The country’s population is 23.3 million, the vast majority of whom live on the Western side of the island, since the Eastern side is covered with mountains.
An important traditional aspect of their culture involves “saving face,” which from what I can tell is basically behaving in a way that does not dishonor oneself or other people.
That’s the first category. So what do I want to find out? I could simply say I want to determine major cultural differences, but what would they be? In a globalized world, I suspect it’s not always easy to distinguish between a traditional difference between one’s own nation and one’s host country, and a difference which has emerged by means of products, information, and people arriving from foreign shores. Distinguishing between one’s own traditional past and that of the modernized world is a task all by itself, having first to wade through the misinformation about the past, and then having to wade through misinformation which seeks to convert the already misinformed to other idealized, imagined, or excessively critical interpretations of the past. If Taiwan is mostly ‘Westernized,’ then in what ways have the traditions and innate psychologies of the people made them resistant to be exactly like us? (I have argued many times that protecting “culture” without protecting the unique people who live in it is pointless, since I’m operating from the premise that people develop social constructs based on their instincts, and not the other way around, so that culture serves above all to protect a people’s self determination and physical existence….but I guess arguing never really works, and so the only thing left to do is prove it).
I intend to learn more about East religious and philosophical traditions. I want to learn Mandarin, and at least get a taste for the other languages on the island. I want to attempt to empathize with a group of people who have a different way of seeing. Obviously I will want to explore my new geographical area too.
But I also think I’m getting to the point, and possibly the age, where this whole idea of “I want to experience_________” isn’t enough. Sure, I haven’t been there yet, but I also haven’t been to Texas. Getting a new perspective should be my assumed default mode, even if I’m stuck in traffic or standing in line someplace. Lots of people have now told me “You’re going to love it” and “it’s going to be the best year of your life,” and I appreciate it and hope they’re right.

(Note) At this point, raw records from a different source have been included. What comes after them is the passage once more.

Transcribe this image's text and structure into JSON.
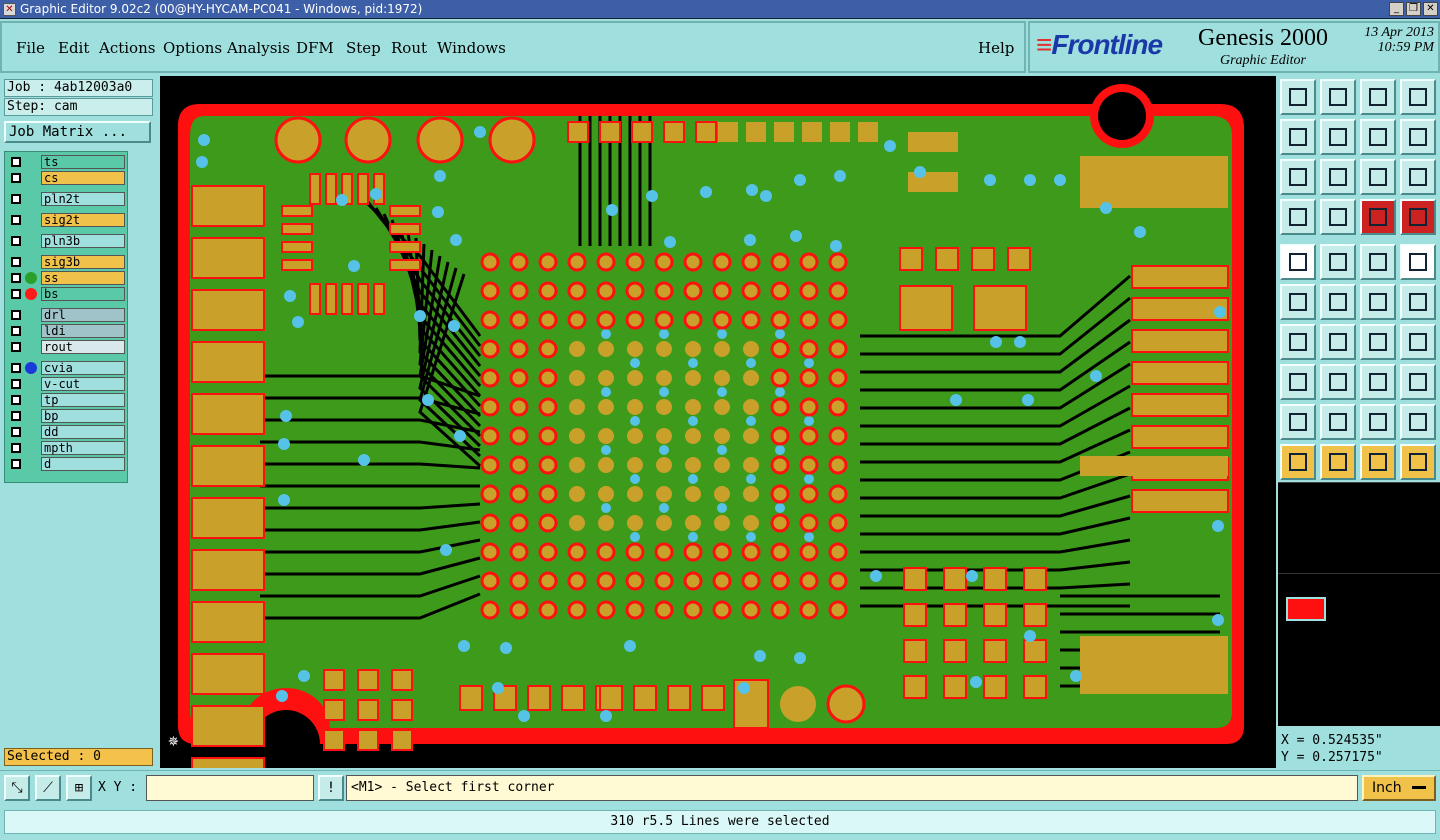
{
  "window": {
    "title": "Graphic Editor 9.02c2 (00@HY-HYCAM-PC041 - Windows, pid:1972)",
    "icon": "app-icon",
    "controls": [
      "minimize-icon",
      "restore-icon",
      "close-icon"
    ]
  },
  "menu": [
    "File",
    "Edit",
    "Actions",
    "Options",
    "Analysis",
    "DFM",
    "Step",
    "Rout",
    "Windows"
  ],
  "help": "Help",
  "brand": {
    "logo_mark": "≡",
    "logo": "Frontline",
    "product": "Genesis 2000",
    "subtitle": "Graphic Editor",
    "date": "13 Apr 2013",
    "time": "10:59 PM"
  },
  "job": {
    "job_label": "Job : 4ab12003a0",
    "step_label": "Step: cam",
    "matrix_button": "Job Matrix ..."
  },
  "layers": [
    {
      "name": "ts",
      "color": "#59c9a8",
      "dot": ""
    },
    {
      "name": "cs",
      "color": "#f1c24a",
      "dot": ""
    },
    {
      "name": "pln2t",
      "color": "#9fe0df",
      "dot": ""
    },
    {
      "name": "sig2t",
      "color": "#f1c24a",
      "dot": ""
    },
    {
      "name": "pln3b",
      "color": "#9fe0df",
      "dot": ""
    },
    {
      "name": "sig3b",
      "color": "#f1c24a",
      "dot": ""
    },
    {
      "name": "ss",
      "color": "#f1c24a",
      "dot": "#2aa02a"
    },
    {
      "name": "bs",
      "color": "#59c9a8",
      "dot": "#ff1a1a"
    },
    {
      "name": "drl",
      "color": "#9fc3c9",
      "dot": ""
    },
    {
      "name": "ldi",
      "color": "#9fc3c9",
      "dot": ""
    },
    {
      "name": "rout",
      "color": "#d9e8ea",
      "dot": ""
    },
    {
      "name": "cvia",
      "color": "#9fe0df",
      "dot": "#1a3ad8"
    },
    {
      "name": "v-cut",
      "color": "#9fe0df",
      "dot": ""
    },
    {
      "name": "tp",
      "color": "#9fe0df",
      "dot": ""
    },
    {
      "name": "bp",
      "color": "#9fe0df",
      "dot": ""
    },
    {
      "name": "dd",
      "color": "#9fe0df",
      "dot": ""
    },
    {
      "name": "mpth",
      "color": "#9fe0df",
      "dot": ""
    },
    {
      "name": "d",
      "color": "#9fe0df",
      "dot": ""
    }
  ],
  "selected": "Selected : 0",
  "coords": {
    "x": "X = 0.524535\"",
    "y": "Y = 0.257175\""
  },
  "command": {
    "xy_label": "X Y :",
    "xy_value": "",
    "prompt": "<M1> - Select first corner",
    "unit": "Inch",
    "warn": "!"
  },
  "status": "310 r5.5 Lines were selected",
  "colors": {
    "board_copper": "#3d9a1a",
    "pad": "#c9a02a",
    "outline": "#ff1010",
    "via": "#57c2e8"
  }
}
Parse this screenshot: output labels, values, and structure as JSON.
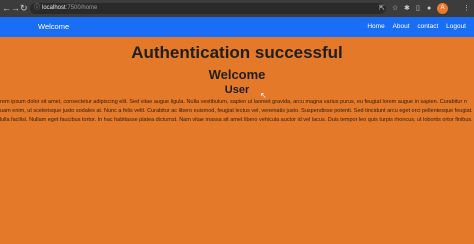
{
  "browser": {
    "url_host": "localhost",
    "url_path": ":7500/home",
    "avatar_letter": "A"
  },
  "navbar": {
    "brand": "Welcome",
    "links": [
      "Home",
      "About",
      "contact",
      "Logout"
    ]
  },
  "main": {
    "title": "Authentication successful",
    "welcome": "Welcome",
    "user": "User",
    "paragraph": "orem ipsum dolor sit amet, consectetur adipiscing elit. Sed vitae augue ligula. Nulla vestibulum, sapien ut laoreet gravida, arcu magna varius purus, eu feugiat lorem augue in sapien. Curabitur n quam enim, ut scelerisque justo sodales at. Nunc a felis velit. Curabitur ac libero euismod, feugiat lectus vel, venenatis justo. Suspendisse potenti. Sed tincidunt arcu eget orci pellentesque feugiat. Nulla facilisi. Nullam eget faucibus tortor. In hac habitasse platea dictumst. Nam vitae massa sit amet libero vehicula auctor id vel lacus. Duis tempor leo quis turpis rhoncus, ut lobortis ortor finibus."
  },
  "colors": {
    "page_bg": "#e5792a",
    "navbar_bg": "#1a6ef5"
  }
}
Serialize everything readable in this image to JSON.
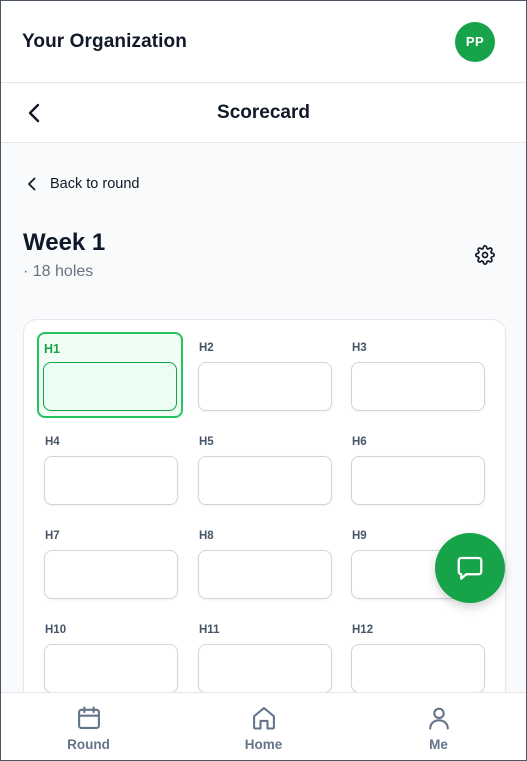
{
  "org": {
    "name": "Your Organization",
    "avatar_initials": "PP"
  },
  "header": {
    "title": "Scorecard"
  },
  "back_link": {
    "label": "Back to round"
  },
  "round": {
    "title": "Week 1",
    "subtitle": "· 18 holes"
  },
  "holes": [
    {
      "label": "H1",
      "value": "",
      "active": true
    },
    {
      "label": "H2",
      "value": "",
      "active": false
    },
    {
      "label": "H3",
      "value": "",
      "active": false
    },
    {
      "label": "H4",
      "value": "",
      "active": false
    },
    {
      "label": "H5",
      "value": "",
      "active": false
    },
    {
      "label": "H6",
      "value": "",
      "active": false
    },
    {
      "label": "H7",
      "value": "",
      "active": false
    },
    {
      "label": "H8",
      "value": "",
      "active": false
    },
    {
      "label": "H9",
      "value": "",
      "active": false
    },
    {
      "label": "H10",
      "value": "",
      "active": false
    },
    {
      "label": "H11",
      "value": "",
      "active": false
    },
    {
      "label": "H12",
      "value": "",
      "active": false
    }
  ],
  "nav": [
    {
      "label": "Round",
      "icon": "calendar-icon"
    },
    {
      "label": "Home",
      "icon": "home-icon"
    },
    {
      "label": "Me",
      "icon": "user-icon"
    }
  ],
  "colors": {
    "accent": "#16a34a",
    "active_border": "#22c55e",
    "active_bg": "#f0fdf4"
  }
}
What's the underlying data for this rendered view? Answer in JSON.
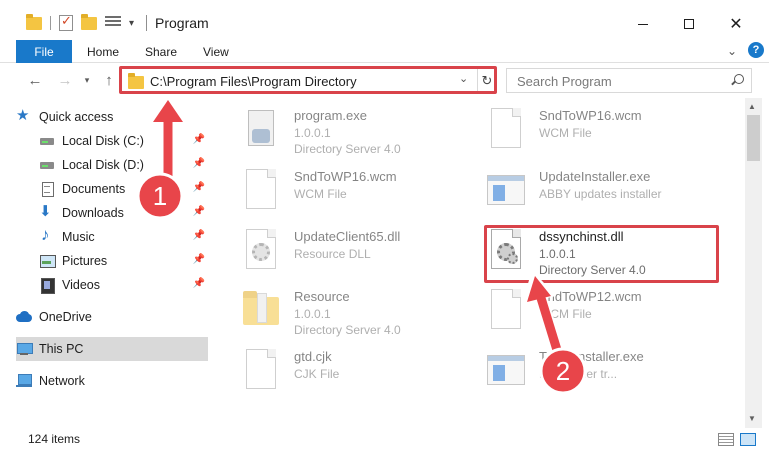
{
  "window": {
    "title": "Program",
    "min_label": "",
    "max_label": "",
    "close_label": "✕"
  },
  "ribbon": {
    "tabs": [
      "File",
      "Home",
      "Share",
      "View"
    ]
  },
  "navigation": {
    "address": "C:\\Program Files\\Program Directory",
    "search_placeholder": "Search Program"
  },
  "sidebar": {
    "items": [
      {
        "label": "Quick access",
        "icon": "star-icon"
      },
      {
        "label": "Local Disk (C:)",
        "icon": "disk-icon",
        "pinned": true
      },
      {
        "label": "Local Disk (D:)",
        "icon": "disk-icon",
        "pinned": true
      },
      {
        "label": "Documents",
        "icon": "document-icon",
        "pinned": true
      },
      {
        "label": "Downloads",
        "icon": "download-icon",
        "pinned": true
      },
      {
        "label": "Music",
        "icon": "music-icon",
        "pinned": true
      },
      {
        "label": "Pictures",
        "icon": "pictures-icon",
        "pinned": true
      },
      {
        "label": "Videos",
        "icon": "videos-icon",
        "pinned": true
      },
      {
        "label": "OneDrive",
        "icon": "cloud-icon"
      },
      {
        "label": "This PC",
        "icon": "computer-icon",
        "selected": true
      },
      {
        "label": "Network",
        "icon": "network-icon"
      }
    ]
  },
  "files": [
    {
      "name": "program.exe",
      "line2": "1.0.0.1",
      "line3": "Directory Server 4.0",
      "icon": "program-icon"
    },
    {
      "name": "SndToWP16.wcm",
      "line2": "WCM File",
      "line3": "",
      "icon": "file-icon"
    },
    {
      "name": "SndToWP16.wcm",
      "line2": "WCM File",
      "line3": "",
      "icon": "file-icon"
    },
    {
      "name": "UpdateInstaller.exe",
      "line2": "ABBY updates installer",
      "line3": "",
      "icon": "exe-icon"
    },
    {
      "name": "UpdateClient65.dll",
      "line2": "Resource DLL",
      "line3": "",
      "icon": "dll-icon"
    },
    {
      "name": "dssynchinst.dll",
      "line2": "1.0.0.1",
      "line3": "Directory Server 4.0",
      "icon": "dll-icon"
    },
    {
      "name": "Resource",
      "line2": "1.0.0.1",
      "line3": "Directory Server 4.0",
      "icon": "folder-icon"
    },
    {
      "name": "SndToWP12.wcm",
      "line2": "WCM File",
      "line3": "",
      "icon": "file-icon"
    },
    {
      "name": "gtd.cjk",
      "line2": "CJK File",
      "line3": "",
      "icon": "file-icon"
    },
    {
      "name": "TermsInstaller.exe",
      "line2": "Finereader tr...",
      "line3": "",
      "icon": "exe-icon"
    }
  ],
  "status": {
    "item_count": "124 items"
  },
  "annotations": {
    "badge_1": "1",
    "badge_2": "2"
  },
  "colors": {
    "accent": "#1979ca",
    "highlight": "#d9434a",
    "folder": "#f4c542"
  }
}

There’s also the assumption (and it occasionally comes across as patronizing, though it’s certainly never intended this way) that I’m going to simply come back and fasten the chains right back on my ankles.
I intend to find different chains, really, or perhaps find other wanderers and we’ll invent them ourselves. Ironically they’ll have to be thicker chains than before, since I don’t trust myself to act rationally in my own interest for the rest of my life without something other than myself to worship.
“Marathe had settled back on his bottom in the chair. ‘Your U.S.A. word for fanatic, “fanatic,” do they teach you it comes from
the Latin for “temple”? It is meaning, literally, “worshipper at the temple.”
‘Oh Jesus now here we go again,’ Steeply said.
‘As, if you will give the permission, does this love you speak of, M. Tine’s grand love. It means only the attachment. Tine is
attached, fanatically. Our attachments are our temple, what we worship, no? What we give ourselves to, what we invest with
Steeply made motions of weary familiarity. ‘Herrrrrre we go.’
Marathe ignored this. ‘Are we not all of us fanatics? I say only what you of the U.S.A. only pretend you do not know.
Attachments are of great seriousness. Choose your attachments carefully. Choose your temple of fanaticism with great care. What
you wish to sing of as tragic love is an attachment not carefully chosen. Die for one person? This is a craziness. Persons change,
leave, die, become ill. They leave, lie, go mad, have sickness, betray you, die. Your nation outlives you. A cause outlives you.’
-Infinite Jest (p. 43)